BEGIN
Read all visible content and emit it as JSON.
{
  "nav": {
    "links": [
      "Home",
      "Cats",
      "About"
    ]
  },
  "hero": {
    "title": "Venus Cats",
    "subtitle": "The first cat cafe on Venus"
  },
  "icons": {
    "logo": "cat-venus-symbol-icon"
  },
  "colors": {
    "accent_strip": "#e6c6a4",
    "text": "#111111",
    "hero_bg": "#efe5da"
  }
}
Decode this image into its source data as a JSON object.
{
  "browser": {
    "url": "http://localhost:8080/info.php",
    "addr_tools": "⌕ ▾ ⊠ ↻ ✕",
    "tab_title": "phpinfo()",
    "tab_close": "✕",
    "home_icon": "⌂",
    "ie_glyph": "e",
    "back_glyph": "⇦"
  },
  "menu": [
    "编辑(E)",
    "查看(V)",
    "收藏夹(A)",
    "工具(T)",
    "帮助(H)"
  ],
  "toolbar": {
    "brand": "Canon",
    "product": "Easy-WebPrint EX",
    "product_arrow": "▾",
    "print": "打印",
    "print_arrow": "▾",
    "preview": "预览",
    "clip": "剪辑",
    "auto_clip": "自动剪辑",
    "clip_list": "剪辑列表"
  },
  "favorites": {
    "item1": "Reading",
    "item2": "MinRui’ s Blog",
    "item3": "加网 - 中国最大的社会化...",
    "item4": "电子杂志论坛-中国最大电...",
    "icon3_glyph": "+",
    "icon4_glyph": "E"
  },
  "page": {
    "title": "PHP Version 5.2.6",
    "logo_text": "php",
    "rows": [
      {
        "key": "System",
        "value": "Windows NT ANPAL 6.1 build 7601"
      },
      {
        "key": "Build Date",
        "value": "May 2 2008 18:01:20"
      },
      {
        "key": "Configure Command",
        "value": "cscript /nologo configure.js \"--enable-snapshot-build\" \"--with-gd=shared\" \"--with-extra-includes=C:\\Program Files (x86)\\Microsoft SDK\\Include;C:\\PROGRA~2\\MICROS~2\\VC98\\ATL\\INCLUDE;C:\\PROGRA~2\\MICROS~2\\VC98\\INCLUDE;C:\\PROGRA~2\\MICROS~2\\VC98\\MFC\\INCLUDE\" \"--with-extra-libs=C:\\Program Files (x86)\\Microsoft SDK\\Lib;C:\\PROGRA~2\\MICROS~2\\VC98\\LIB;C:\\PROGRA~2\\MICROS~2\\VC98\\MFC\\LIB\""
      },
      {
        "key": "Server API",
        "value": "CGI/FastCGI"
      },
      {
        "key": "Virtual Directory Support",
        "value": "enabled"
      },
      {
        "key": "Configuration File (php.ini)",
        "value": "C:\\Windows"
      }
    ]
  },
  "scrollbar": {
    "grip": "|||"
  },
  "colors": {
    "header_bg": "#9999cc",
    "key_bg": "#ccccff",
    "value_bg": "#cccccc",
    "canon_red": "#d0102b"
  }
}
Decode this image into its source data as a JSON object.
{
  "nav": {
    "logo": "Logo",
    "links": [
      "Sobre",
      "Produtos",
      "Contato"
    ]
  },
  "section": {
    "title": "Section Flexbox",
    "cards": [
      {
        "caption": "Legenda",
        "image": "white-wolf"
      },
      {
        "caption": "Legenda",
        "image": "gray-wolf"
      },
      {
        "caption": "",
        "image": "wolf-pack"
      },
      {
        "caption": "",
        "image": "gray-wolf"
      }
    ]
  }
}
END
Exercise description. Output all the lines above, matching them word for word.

Finished exercise.
Read all visible content and emit it as JSON.
{
  "nav": {
    "links": [
      "Home",
      "Cats",
      "About"
    ]
  },
  "hero": {
    "title": "Venus Cats",
    "subtitle": "The first cat cafe on Venus"
  },
  "icons": {
    "logo": "cat-venus-symbol-icon"
  },
  "colors": {
    "accent_strip": "#e6c6a4",
    "text": "#111111",
    "hero_bg": "#efe5da"
  }
}
Decode this image into its source data as a JSON object.
{
  "browser": {
    "url": "http://localhost:8080/info.php",
    "addr_tools": "⌕ ▾ ⊠ ↻ ✕",
    "tab_title": "phpinfo()",
    "tab_close": "✕",
    "home_icon": "⌂",
    "ie_glyph": "e",
    "back_glyph": "⇦"
  },
  "menu": [
    "编辑(E)",
    "查看(V)",
    "收藏夹(A)",
    "工具(T)",
    "帮助(H)"
  ],
  "toolbar": {
    "brand": "Canon",
    "product": "Easy-WebPrint EX",
    "product_arrow": "▾",
    "print": "打印",
    "print_arrow": "▾",
    "preview": "预览",
    "clip": "剪辑",
    "auto_clip": "自动剪辑",
    "clip_list": "剪辑列表"
  },
  "favorites": {
    "item1": "Reading",
    "item2": "MinRui’ s Blog",
    "item3": "加网 - 中国最大的社会化...",
    "item4": "电子杂志论坛-中国最大电...",
    "icon3_glyph": "+",
    "icon4_glyph": "E"
  },
  "page": {
    "title": "PHP Version 5.2.6",
    "logo_text": "php",
    "rows": [
      {
        "key": "System",
        "value": "Windows NT ANPAL 6.1 build 7601"
      },
      {
        "key": "Build Date",
        "value": "May 2 2008 18:01:20"
      },
      {
        "key": "Configure Command",
        "value": "cscript /nologo configure.js \"--enable-snapshot-build\" \"--with-gd=shared\" \"--with-extra-includes=C:\\Program Files (x86)\\Microsoft SDK\\Include;C:\\PROGRA~2\\MICROS~2\\VC98\\ATL\\INCLUDE;C:\\PROGRA~2\\MICROS~2\\VC98\\INCLUDE;C:\\PROGRA~2\\MICROS~2\\VC98\\MFC\\INCLUDE\" \"--with-extra-libs=C:\\Program Files (x86)\\Microsoft SDK\\Lib;C:\\PROGRA~2\\MICROS~2\\VC98\\LIB;C:\\PROGRA~2\\MICROS~2\\VC98\\MFC\\LIB\""
      },
      {
        "key": "Server API",
        "value": "CGI/FastCGI"
      },
      {
        "key": "Virtual Directory Support",
        "value": "enabled"
      },
      {
        "key": "Configuration File (php.ini)",
        "value": "C:\\Windows"
      }
    ]
  },
  "scrollbar": {
    "grip": "|||"
  },
  "colors": {
    "header_bg": "#9999cc",
    "key_bg": "#ccccff",
    "value_bg": "#cccccc",
    "canon_red": "#d0102b"
  }
}
Decode this image into its source data as a JSON object.
{
  "nav": {
    "logo": "Logo",
    "links": [
      "Sobre",
      "Produtos",
      "Contato"
    ]
  },
  "section": {
    "title": "Section Flexbox",
    "cards": [
      {
        "caption": "Legenda",
        "image": "white-wolf"
      },
      {
        "caption": "Legenda",
        "image": "gray-wolf"
      },
      {
        "caption": "",
        "image": "wolf-pack"
      },
      {
        "caption": "",
        "image": "gray-wolf"
      }
    ]
  }
}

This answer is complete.